George Kerr is the owner of CO-Experts and this year was given the Lifetime Achievement Award by COSA for his work promoting CO safety. Many refer to him as the Godfather of CO. He finds the vast majority of today’s CO alarms to be woefully inadequate.
“The problem is with Underwriters Laboratories (UL). They have a standard for CO alarms that is actually dangerous,” he said. “More and more studies are showing that at-risk people are adversely affected by very low levels of CO. One UCLA study showed that exposure of pregnant women in the third trimester to levels as low as 25 ppm resulted in underweight babies, with smaller head sizes as well as some other serious birth defects in the newborn.”
To show how serious the problem of CO alarms has become, one manufacturer puts this disclaimer on one of their alarms:
"Pregnant women, infants, children, senior citizens, persons with heart or respiratory problems and smokers may experience symptoms at lower levels of exposure than noted. Individuals with medical problems may consider using warning devices which provide audible and visual signals for carbon monoxide concentrations under 30 ppm."
So, it’s up to the contractor and the technician.
“This is an obvious step,” said Rasmussen. “The technician should measure the CO level before he enters a home and then again after entering. If he gets a zero reading outside and a 5 parts per million inside, that CO has to be coming from somewhere in the home and someone had better find it.”
Rasmussen insists that the technician be equipped with an electrochemical sensor.
Adolfo Wurts agrees. Wurts is the engineering manager at Fieldpiece Instruments, a company that manufactures meters and tools solely for HVACR use, and he has done extensive research and development on CO detectors.
“The electromechanical sensor is faster and more accurate than other methods,” he said. “You should look for a detector with features designed for the HVAC environment: rapid response and ease of calibration, audio and visual alarms, an alarm rate that increases as you approach the source, a MAX hold to help you zero in on the source, and the availability of a pump for flue gas testing.”

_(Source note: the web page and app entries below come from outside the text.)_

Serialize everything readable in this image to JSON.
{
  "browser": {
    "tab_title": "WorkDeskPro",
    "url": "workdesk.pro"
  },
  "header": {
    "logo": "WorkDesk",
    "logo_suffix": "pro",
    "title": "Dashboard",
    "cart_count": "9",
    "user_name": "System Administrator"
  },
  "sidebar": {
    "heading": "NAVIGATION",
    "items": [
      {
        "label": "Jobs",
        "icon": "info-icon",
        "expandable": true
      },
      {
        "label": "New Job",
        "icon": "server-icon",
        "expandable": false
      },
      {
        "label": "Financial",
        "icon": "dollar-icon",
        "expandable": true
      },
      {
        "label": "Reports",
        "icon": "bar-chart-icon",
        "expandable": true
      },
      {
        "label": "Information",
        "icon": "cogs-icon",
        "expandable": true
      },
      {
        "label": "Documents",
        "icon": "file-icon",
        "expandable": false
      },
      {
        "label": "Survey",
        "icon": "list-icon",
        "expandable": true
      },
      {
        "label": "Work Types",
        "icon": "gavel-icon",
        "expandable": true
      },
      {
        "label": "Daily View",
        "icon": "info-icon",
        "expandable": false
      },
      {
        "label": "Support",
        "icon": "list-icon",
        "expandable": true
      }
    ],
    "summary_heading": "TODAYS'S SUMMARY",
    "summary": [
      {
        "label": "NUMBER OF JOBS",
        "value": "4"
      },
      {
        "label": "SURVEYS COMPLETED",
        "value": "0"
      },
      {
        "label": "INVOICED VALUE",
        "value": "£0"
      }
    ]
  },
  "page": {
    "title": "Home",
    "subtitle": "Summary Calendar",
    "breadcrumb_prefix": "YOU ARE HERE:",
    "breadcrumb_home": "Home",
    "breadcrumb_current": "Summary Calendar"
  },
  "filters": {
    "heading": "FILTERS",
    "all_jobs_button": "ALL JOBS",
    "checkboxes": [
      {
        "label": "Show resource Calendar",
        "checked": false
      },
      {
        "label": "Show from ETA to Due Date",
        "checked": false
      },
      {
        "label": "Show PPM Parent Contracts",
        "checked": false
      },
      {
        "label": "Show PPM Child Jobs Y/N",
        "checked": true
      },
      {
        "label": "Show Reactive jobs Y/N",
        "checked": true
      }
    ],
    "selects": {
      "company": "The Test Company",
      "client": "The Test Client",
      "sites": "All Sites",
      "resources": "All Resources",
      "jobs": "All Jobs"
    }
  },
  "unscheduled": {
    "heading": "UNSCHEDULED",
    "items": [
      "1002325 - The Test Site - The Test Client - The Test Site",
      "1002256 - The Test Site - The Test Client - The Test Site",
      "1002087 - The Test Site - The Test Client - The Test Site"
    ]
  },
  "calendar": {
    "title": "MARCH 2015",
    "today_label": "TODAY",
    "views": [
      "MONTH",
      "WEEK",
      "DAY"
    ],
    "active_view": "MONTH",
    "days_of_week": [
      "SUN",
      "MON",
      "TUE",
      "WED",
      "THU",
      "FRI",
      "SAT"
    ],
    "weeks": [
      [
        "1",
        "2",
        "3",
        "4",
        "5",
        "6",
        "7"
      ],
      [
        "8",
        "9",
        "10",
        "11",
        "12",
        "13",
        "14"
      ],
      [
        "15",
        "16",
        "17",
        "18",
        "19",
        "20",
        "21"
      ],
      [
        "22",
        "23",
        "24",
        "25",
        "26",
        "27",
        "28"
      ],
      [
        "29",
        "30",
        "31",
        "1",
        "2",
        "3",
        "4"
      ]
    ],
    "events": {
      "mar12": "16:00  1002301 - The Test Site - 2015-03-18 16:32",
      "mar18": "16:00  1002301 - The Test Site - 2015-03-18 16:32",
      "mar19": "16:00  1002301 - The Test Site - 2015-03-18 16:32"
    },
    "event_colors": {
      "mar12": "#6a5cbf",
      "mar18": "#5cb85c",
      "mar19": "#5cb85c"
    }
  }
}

Some say the problems of installation related to CO contamination are caused by the contractor’s desire for more jobs in a day, hence more profit. But Rasmussen doesn’t see it that way.
“It’s a matter of education and test,” he said. “Most contractors don’t realize the problems with CO and the consequences. The important part is that once they do realize the importance and start testing for CO on every call, they will actually make more money. If CO is detected, they report to the home owner and they repair the problem. Not only is that more profit, it gives positive reinforcement to the home owner. When a system is installed correctly, they have fewer call backs. That’s the same as more profit.”
“I wear a CO detector on my belt everywhere I go, and you would be amazed at the readings I get,” said Dwyer. “Recently, in a restaurant I got a reading of 25 parts per million and brought it to their attention. It turned out a new exhaust fan in the kitchen had been cross-wired. Over time that level would have climbed and a lot of people would have gotten sick.”
Last year in Havertown, Pennsylvania, 30 people were taken to the hospital for CO poisoning. It started with an elderly woman who had collapsed. Much more damage would have been done if the EMT who arrived to take care of the lady didn’t have a CO detector attached to the outside of his gear bag. The cause turned out to be a bakery in the mall running with the exhaust fans off.
So, not only is constant CO monitoring a health benefit for a contractor’s customers, it is also an opportunity for more profit and increased client approval.
Jack Sine is a freelance writer specializing the HVAC/R market place. He can be emailed at [email protected] or called at 845-831-6578.